Healthcare Professionals
Make Referral Now

Donations Contact Us

Expect more from us. We do.

Crossroads University

Sign up to receive Gift of a Day emails

Ultimate Gifts

When hearing about hospice for the first time for a loved one, who would you prefer to hear it from?

View Results

September 2014

Why It’s OK for Your Loved One to Stop Eating and Drinking on Hospice

We associate food with comfort. Babies bond with their mothers while nursing or being fed a bottle. We give our loved one chicken soup when they are in bed with a cold.

Food is so important to our cultural celebrations and holidays. A colorfully decorated cake and ice cream on birthdays. Turkey and all the trimmings on Thanksgiving. Spiral ham, pecan pies and sugar cookies at Christmas. Sufganiyah and livivot on Hanukah. BBQ burgers, dogs and ice cold watermelon on the 4th of July. It goes on and on. For generations, this is how we have shown our family and friends that we care about them. As a 20 year hospice nurse, the common concern I hear from families of our hospice patients is: “I don’t want mom to starve,” or “I really want to get some fluids into dad.” I completely understand their concern on several levels.
  • Personal: Four years ago my mother died. She was admitted to a rural hospice service after a lengthy illness. She had gone five days without food or fluids. My siblings and I were at her bedside when she took her last breath. I have to admit, even knowing the clinical implications of forcing food or fluids at the time of death, I struggled to make the decision.

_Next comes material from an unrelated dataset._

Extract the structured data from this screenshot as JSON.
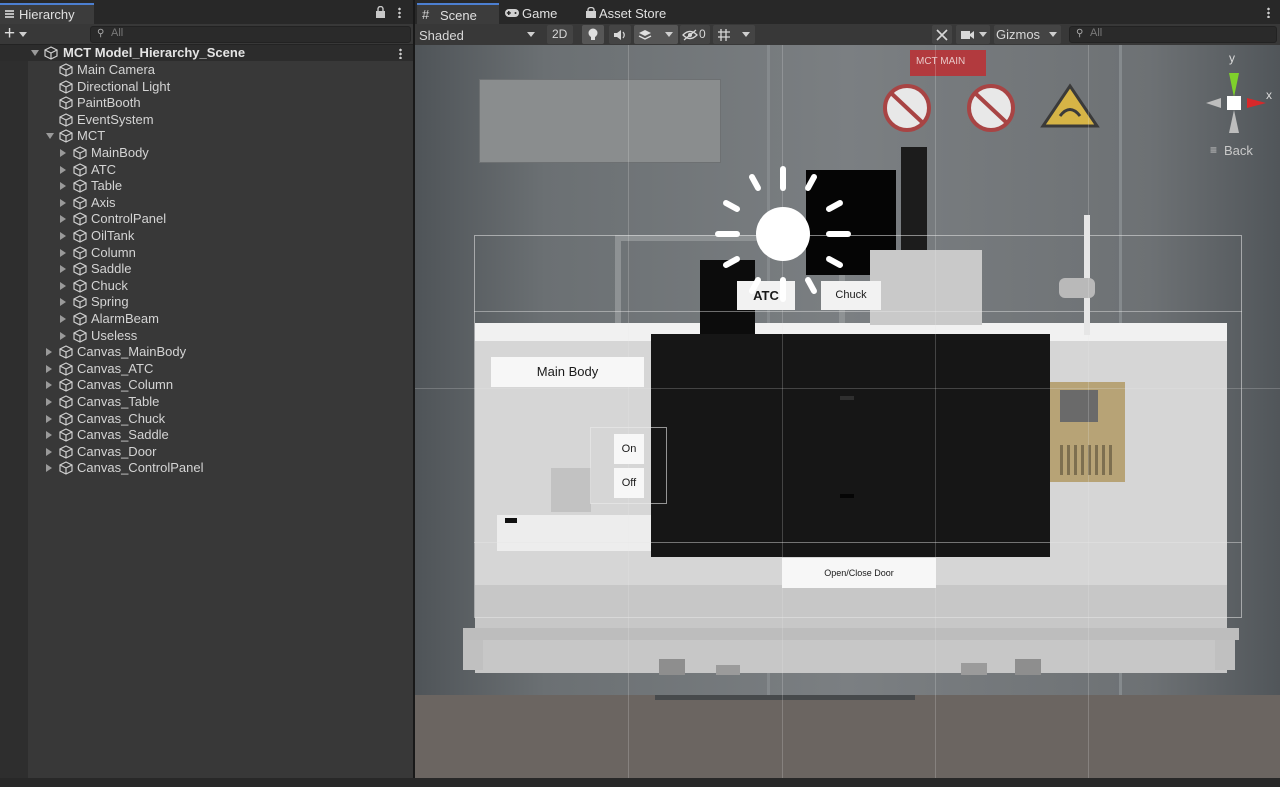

  • Emotional: It is difficult to think that we may be allowing our loved ones to feel hunger or thirst. Caregivers wonder: Am I going to feel guilty after it is all said and done?

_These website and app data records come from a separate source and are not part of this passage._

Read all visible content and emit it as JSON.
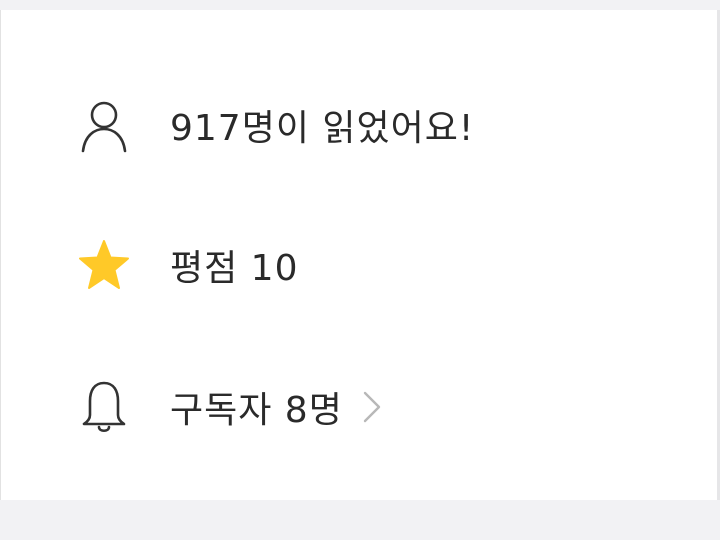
{
  "stats": {
    "readers_text": "917명이 읽었어요!",
    "rating_text": "평점 10",
    "subscribers_text": "구독자 8명"
  },
  "icons": {
    "readers": "person-icon",
    "rating": "star-icon",
    "subscribers": "bell-icon",
    "more": "chevron-right-icon"
  },
  "colors": {
    "star": "#ffc928",
    "text": "#2a2a2a",
    "icon_stroke": "#333333",
    "chevron": "#b8b8b8"
  }
}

  • Clinical: During a terminal illness, providing food or fluids late in the dying process can actually be worse for our loved one.

While all of those levels are important, it is the clinical level that is the most easily misunderstood. I want to explain how and why it is not always best to feed and hydrate dying patients.


Crafting with Dementia Patients: Cheerio Bird Feeders

Posted on September 20, 2014

Dementia is a devastating symptom that slowly makes a person fade away, little by little. Having a loved one with dementia is a difficult adjustment.

As a caregiver, you’re challenged with keeping a loved one with dementia stimulated, socially engaged and happy with life. A simple craft can grab your loved one’s attention and keep them engaged. Plus, studies have shown that cognitive stimulation can actually slow the decline of dementia in early stages.

Please complete the following form to access the requested document:


Thank you. Your information has been saved and you will no longer have to fill in this form to access this document. Please click the link below to access your requested document.